Two signs that I am getting old:
- Childhood heroes are dying (see Prince, David Bowie).
- Events which I lived through are now being brought back to me through the arts (see Clarence Thomas confirmation hearing, OJ’s trial, and the 2008 housing crisis).
It is the 2008 housing crisis that Flournoy takes up in her stunning debut novel, The Turner House. The Turner House is located in Detroit and the mother of the 13 children has finally – because of medical issues – had to move out. The family gathers to discuss what to do with the house and new vocabulary enters their lives — short-sell, foreclosure, etc.. There is a lot of discussion. The problem is that there are at least 2 plans. Some of the 13 children have remained in Detroit; others have scattered. The house has a history, particularly for Cha-Cha (Charles), the eldest. Something happened there when he was a child, something that needs a reckoning. Flournoy wisely lifts just a few of the siblings out of the crowd (the ones who remain), and she makes them so vivid that I think I’d know them if I saw them on the street. Naturally, the action centers around the house, the house they are all drawn back to – the one their mother knows she will never inhabit again.
Flournoy also takes us back in time to explain how the Turner family came to end up in Detroit, and the back-story is just as compelling as the contemporary one. Things are revealed, when they need to be, and Cha-Cha’s reckoning is both gripping and true.

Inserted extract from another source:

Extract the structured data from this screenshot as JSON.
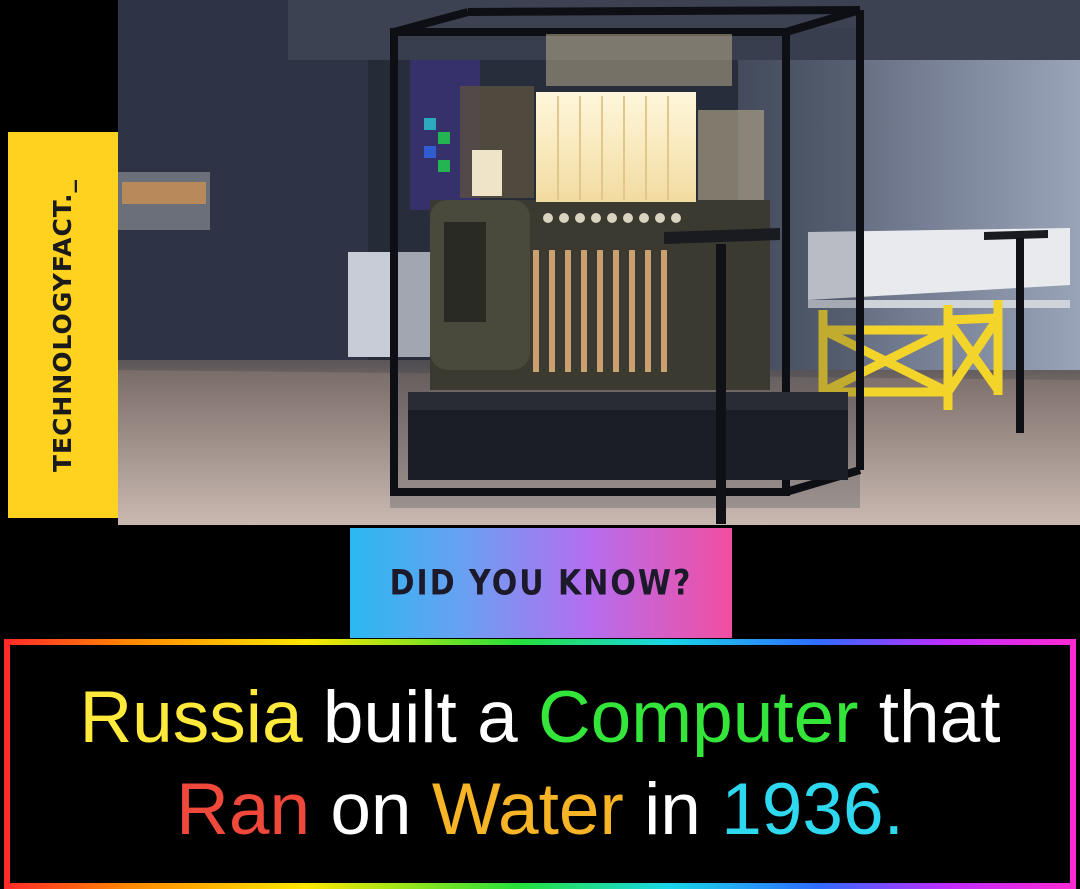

Despite some occasional struggles with didactic dialogue, Flournoy’s writing is sublime. She glides between the specific and the general, between the present and the past, between the South and the North, and between the natural and the supernatural in a way that reminds me of Toni Morrison.
I cannot wait to see what she does next.